MN: Yes, it is transformed. Written literature is one thing and oral literature is another, each has its codes and standards. Oral narration is repetitive, reinventive and colloquial. It gets to the stage, the narrator becomes a co-creator of the text selected for narration… since these tend to be long, you have to make an extract so we can tell the story.
For example one of the stories in my repertory is “Journey to the Source” by Alejo Carpentier. Obviously, because of the length of the original, I can’t tell the whole story, so what I do is I take only the main storyline, the trip back to the womb by the man in the story. In other cases when there’s dialogue in the text, you might have to move from direct to indirect speech or vice versa.
A number of things make the narrative more alive, more orally communicative, even if you change the story a little, it still remains the same as the original…only enriched with the gestures you use, your tone of voice and the interrelationship established between the public and the narrator. All the non-verbal aspects of communication are present.
HT: Is there any theme that specifically defines your narrative use?
MN: It’s not something I consciously aim at, although women are always present in some way in my stories. I have a show, not at all feminist by any means, which I’ve presented a lot in Cuba and abroad, it’s called “Women’s Stories”… here the woman is the protagonist.
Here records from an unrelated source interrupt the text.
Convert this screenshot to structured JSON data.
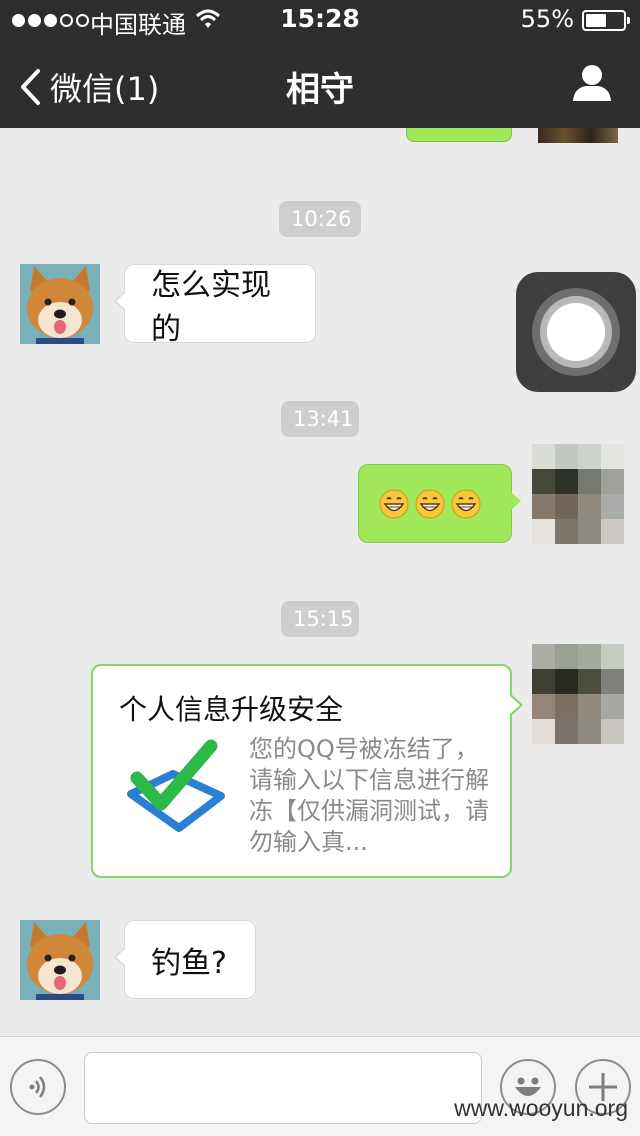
{
  "status_bar": {
    "carrier": "中国联通",
    "time": "15:28",
    "battery": "55%",
    "battery_level": 0.55,
    "signal_bars": 3
  },
  "nav": {
    "back_label": "微信(1)",
    "title": "相守",
    "back_icon": "chevron-left-icon",
    "profile_icon": "person-icon"
  },
  "messages": {
    "time_1": "10:26",
    "msg_1": "怎么实现的",
    "time_2": "13:41",
    "msg_2_emoji_count": 3,
    "time_3": "15:15",
    "card": {
      "title": "个人信息升级安全",
      "description": "您的QQ号被冻结了，请输入以下信息进行解冻【仅供漏洞测试，请勿输入真..."
    },
    "msg_4": "钓鱼?"
  },
  "input_bar": {
    "voice_icon": "voice-icon",
    "emoji_icon": "smiley-icon",
    "plus_icon": "plus-icon"
  },
  "watermark": "www.wooyun.org",
  "colors": {
    "nav_bg": "#2e2e31",
    "chat_bg": "#ebebeb",
    "outgoing_bubble": "#a0e75a",
    "incoming_bubble": "#ffffff",
    "time_badge": "#cecece"
  }
}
It’s associated with life, sex, fantasy and death… I generally do not work with themes, I only select a particular story because it affects me, motivates me, because I like it, or I think it’s a story worth sharing… but again, it just happens that in the readings I do for adults… the focus is always on women… which is not the case with the work I do for children.
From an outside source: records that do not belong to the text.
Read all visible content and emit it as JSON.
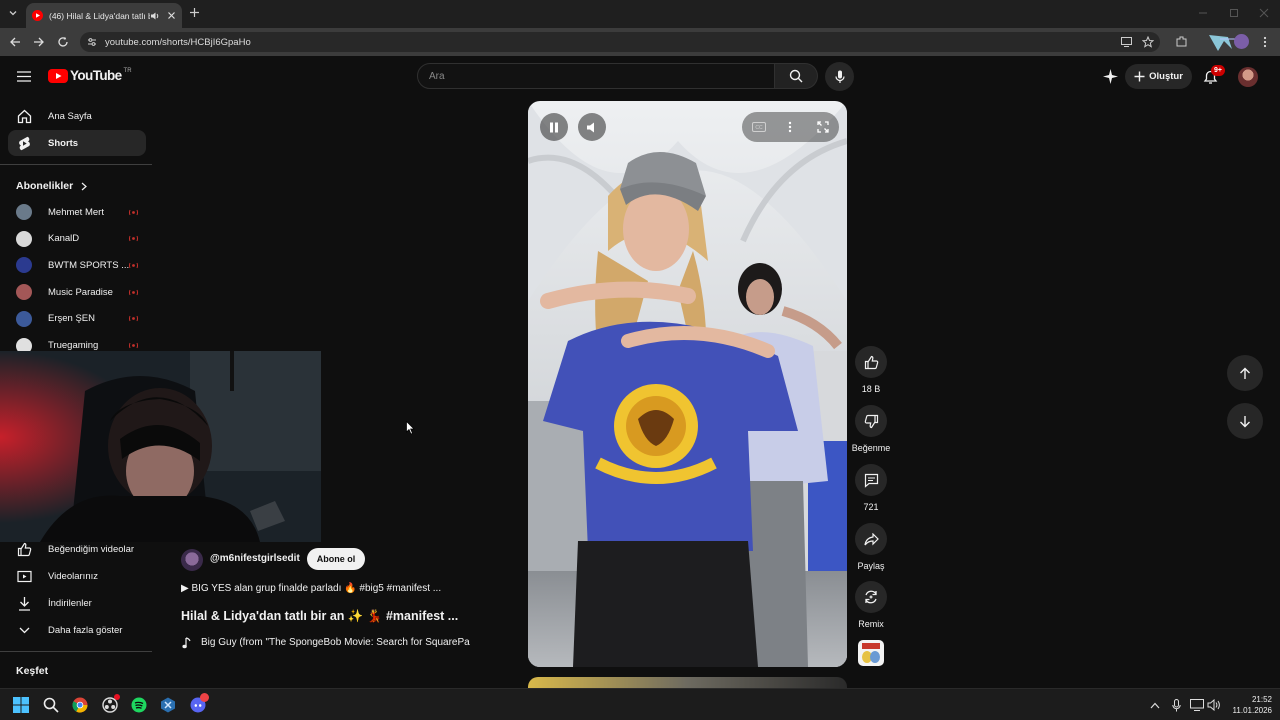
{
  "browser": {
    "tab_title": "(46) Hilal & Lidya'dan tatlı b",
    "url": "youtube.com/shorts/HCBjI6GpaHo"
  },
  "header": {
    "logo_text": "YouTube",
    "country_code": "TR",
    "search_placeholder": "Ara",
    "create_label": "Oluştur",
    "notification_badge": "9+"
  },
  "sidebar": {
    "main_items": [
      {
        "label": "Ana Sayfa",
        "icon": "home-icon"
      },
      {
        "label": "Shorts",
        "icon": "shorts-icon"
      }
    ],
    "subscriptions_title": "Abonelikler",
    "subscriptions": [
      {
        "label": "Mehmet Mert",
        "color": "#6a7a8a"
      },
      {
        "label": "KanalD",
        "color": "#d8d8d8"
      },
      {
        "label": "BWTM SPORTS ...",
        "color": "#2b3a8f"
      },
      {
        "label": "Music Paradise",
        "color": "#a35757"
      },
      {
        "label": "Erşen ŞEN",
        "color": "#3c5a9a"
      },
      {
        "label": "Truegaming",
        "color": "#e0e0e0"
      }
    ],
    "you_items": [
      {
        "label": "Beğendiğim videolar",
        "icon": "thumbs-up-icon"
      },
      {
        "label": "Videolarınız",
        "icon": "your-videos-icon"
      },
      {
        "label": "İndirilenler",
        "icon": "download-icon"
      },
      {
        "label": "Daha fazla göster",
        "icon": "chevron-down-icon"
      }
    ],
    "explore_title": "Keşfet"
  },
  "short": {
    "channel": "@m6nifestgirlsedit",
    "subscribe_label": "Abone ol",
    "playlist_line": "▶ BIG YES alan grup finalde parladı 🔥 #big5 #manifest ...",
    "title": "Hilal & Lidya'dan tatlı bir an ✨ 💃 #manifest ...",
    "sound": "Big Guy (from \"The SpongeBob Movie: Search for SquarePa"
  },
  "actions": {
    "likes": "18 B",
    "dislike_label": "Beğenme",
    "comments": "721",
    "share_label": "Paylaş",
    "remix_label": "Remix"
  },
  "taskbar": {
    "time": "21:52",
    "date": "11.01.2026"
  },
  "colors": {
    "yt_red": "#ff0000",
    "background": "#0f0f0f",
    "shirt_blue": "#4251b8"
  }
}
HT: What place has the Gran Teatro de La Habana in your life?
MN: It’s my home base. I came to this institution in 1990, co-directing the Festivals of the Itinerant Iberoamerican Narrative, directed at the time by Francisco Céspedes Garzón, which operates out of this theater… and when Francisco was absent I took over and we split the work. So for me it has great significance since I hold my workshops in the Gran Teatro… spaces for telling stories to children and adults… and it’s also the home of my Spring Festival of Tales and Stories, which I started in 2006. It’s the institution that supports me and has given me the chance to have a place of my own.
HT: What is Narrarte?
MN: It arose at an opportune moment in 1995…as a project I set up under the auspices of the Havana Thester Center, but it’s more than just a project, it’s an established entity of which I am the director. Narrarte (Telling You) has projects on lots of things and also has a presence in the Gran Teatro de La Habana. Within this we operate as a group of storytellers, training, setting up shows and festivals. Narrate is the driving force behind a number of activities I undertake every month, and a space that gives rise to many other projects.
HT: Has a specific date been set for your 50th anniversary this year?
MN: There is no specific day… various activities will take place throughout the year… many have taken place since January… and events and other tributes will continue to mark the period I have been working. I started telling stories in September 62 and this September there will be a show at the Museum of Fine Arts, something big but even I don’t know the details, since I am not being told in advance about how it is being organized.
HT: And how would you define Oral Narrative as a profession?
MN: A communicative art that works on the basis of oral traditions going back to the earliest times and used by people to portray the hopes and fears of mankind in the societies they lived in.